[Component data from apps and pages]
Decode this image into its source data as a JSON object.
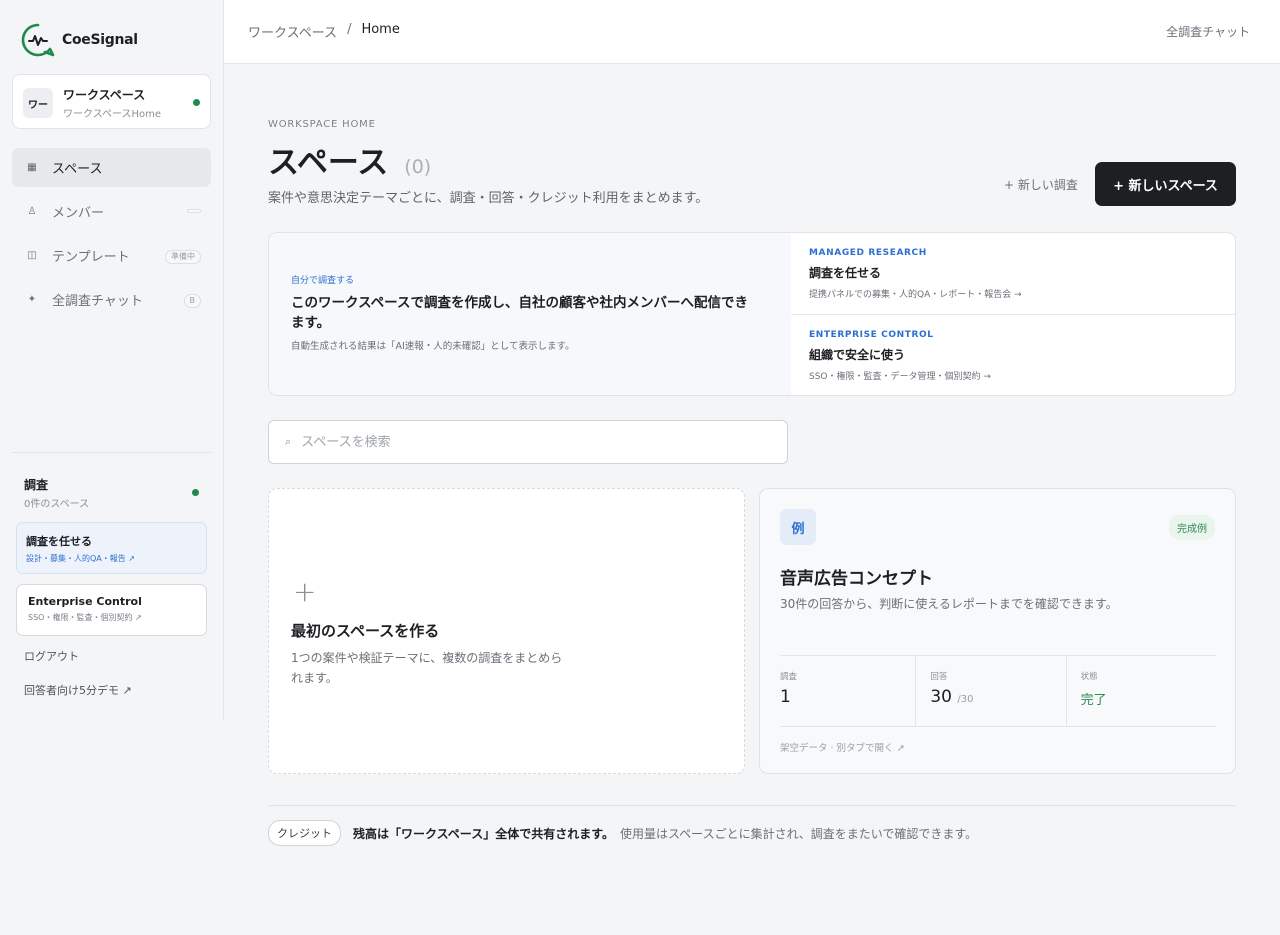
{
  "app": {
    "brand": "CoeSignal",
    "logo_icon": "speech-bubble-wave-icon",
    "brand_color": "#1f8a4c"
  },
  "workspace": {
    "avatar_text": "ワー",
    "name": "ワークスペース",
    "subtitle": "ワークスペースHome"
  },
  "sidebar": {
    "items": [
      {
        "label": "スペース",
        "icon": "grid-icon",
        "active": true,
        "badge": ""
      },
      {
        "label": "メンバー",
        "icon": "person-icon",
        "active": false,
        "badge": ""
      },
      {
        "label": "テンプレート",
        "icon": "template-icon",
        "active": false,
        "badge": "準備中"
      },
      {
        "label": "全調査チャット",
        "icon": "sparkle-icon",
        "active": false,
        "badge": "B"
      }
    ],
    "research_title": "調査",
    "research_sub": "0件のスペース",
    "managed_card": {
      "title": "調査を任せる",
      "sub": "設計・募集・人的QA・報告 ↗"
    },
    "enterprise_card": {
      "title": "Enterprise Control",
      "sub": "SSO・権限・監査・個別契約 ↗"
    },
    "logout": "ログアウト",
    "demo_link": "回答者向け5分デモ ↗"
  },
  "topbar": {
    "breadcrumb_root": "ワークスペース",
    "breadcrumb_sep": "/",
    "breadcrumb_current": "Home",
    "right_link": "全調査チャット"
  },
  "main": {
    "eyebrow": "WORKSPACE HOME",
    "title": "スペース",
    "count": "(0)",
    "description": "案件や意思決定テーマごとに、調査・回答・クレジット利用をまとめます。",
    "new_survey_label": "+ 新しい調査",
    "new_space_label": "+ 新しいスペース"
  },
  "promo": {
    "left_eyebrow": "自分で調査する",
    "left_title": "このワークスペースで調査を作成し、自社の顧客や社内メンバーへ配信できます。",
    "left_note": "自動生成される結果は「AI速報・人的未確認」として表示します。",
    "managed": {
      "eyebrow": "MANAGED RESEARCH",
      "title": "調査を任せる",
      "sub": "提携パネルでの募集・人的QA・レポート・報告会 →"
    },
    "enterprise": {
      "eyebrow": "ENTERPRISE CONTROL",
      "title": "組織で安全に使う",
      "sub": "SSO・権限・監査・データ管理・個別契約 →"
    }
  },
  "search": {
    "placeholder": "スペースを検索",
    "value": ""
  },
  "create_card": {
    "title": "最初のスペースを作る",
    "description": "1つの案件や検証テーマに、複数の調査をまとめられます。"
  },
  "example_card": {
    "badge": "例",
    "status": "完成例",
    "title": "音声広告コンセプト",
    "description": "30件の回答から、判断に使えるレポートまでを確認できます。",
    "stats": {
      "surveys_label": "調査",
      "surveys_value": "1",
      "responses_label": "回答",
      "responses_value": "30",
      "responses_total": "/30",
      "status_label": "状態",
      "status_value": "完了"
    },
    "footer": "架空データ · 別タブで開く ↗"
  },
  "credits": {
    "pill": "クレジット",
    "strong": "残高は「ワークスペース」全体で共有されます。",
    "soft": "使用量はスペースごとに集計され、調査をまたいで確認できます。"
  }
}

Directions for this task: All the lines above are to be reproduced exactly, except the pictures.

Completed exercise:
Decode this image into its source data as a JSON object.
{
  "app": {
    "brand": "CoeSignal",
    "logo_icon": "speech-bubble-wave-icon",
    "brand_color": "#1f8a4c"
  },
  "workspace": {
    "avatar_text": "ワー",
    "name": "ワークスペース",
    "subtitle": "ワークスペースHome"
  },
  "sidebar": {
    "items": [
      {
        "label": "スペース",
        "icon": "grid-icon",
        "active": true,
        "badge": ""
      },
      {
        "label": "メンバー",
        "icon": "person-icon",
        "active": false,
        "badge": ""
      },
      {
        "label": "テンプレート",
        "icon": "template-icon",
        "active": false,
        "badge": "準備中"
      },
      {
        "label": "全調査チャット",
        "icon": "sparkle-icon",
        "active": false,
        "badge": "B"
      }
    ],
    "research_title": "調査",
    "research_sub": "0件のスペース",
    "managed_card": {
      "title": "調査を任せる",
      "sub": "設計・募集・人的QA・報告 ↗"
    },
    "enterprise_card": {
      "title": "Enterprise Control",
      "sub": "SSO・権限・監査・個別契約 ↗"
    },
    "logout": "ログアウト",
    "demo_link": "回答者向け5分デモ ↗"
  },
  "topbar": {
    "breadcrumb_root": "ワークスペース",
    "breadcrumb_sep": "/",
    "breadcrumb_current": "Home",
    "right_link": "全調査チャット"
  },
  "main": {
    "eyebrow": "WORKSPACE HOME",
    "title": "スペース",
    "count": "(0)",
    "description": "案件や意思決定テーマごとに、調査・回答・クレジット利用をまとめます。",
    "new_survey_label": "+ 新しい調査",
    "new_space_label": "+ 新しいスペース"
  },
  "promo": {
    "left_eyebrow": "自分で調査する",
    "left_title": "このワークスペースで調査を作成し、自社の顧客や社内メンバーへ配信できます。",
    "left_note": "自動生成される結果は「AI速報・人的未確認」として表示します。",
    "managed": {
      "eyebrow": "MANAGED RESEARCH",
      "title": "調査を任せる",
      "sub": "提携パネルでの募集・人的QA・レポート・報告会 →"
    },
    "enterprise": {
      "eyebrow": "ENTERPRISE CONTROL",
      "title": "組織で安全に使う",
      "sub": "SSO・権限・監査・データ管理・個別契約 →"
    }
  },
  "search": {
    "placeholder": "スペースを検索",
    "value": ""
  },
  "create_card": {
    "title": "最初のスペースを作る",
    "description": "1つの案件や検証テーマに、複数の調査をまとめられます。"
  },
  "example_card": {
    "badge": "例",
    "status": "完成例",
    "title": "音声広告コンセプト",
    "description": "30件の回答から、判断に使えるレポートまでを確認できます。",
    "stats": {
      "surveys_label": "調査",
      "surveys_value": "1",
      "responses_label": "回答",
      "responses_value": "30",
      "responses_total": "/30",
      "status_label": "状態",
      "status_value": "完了"
    },
    "footer": "架空データ · 別タブで開く ↗"
  },
  "credits": {
    "pill": "クレジット",
    "strong": "残高は「ワークスペース」全体で共有されます。",
    "soft": "使用量はスペースごとに集計され、調査をまたいで確認できます。"
  }
}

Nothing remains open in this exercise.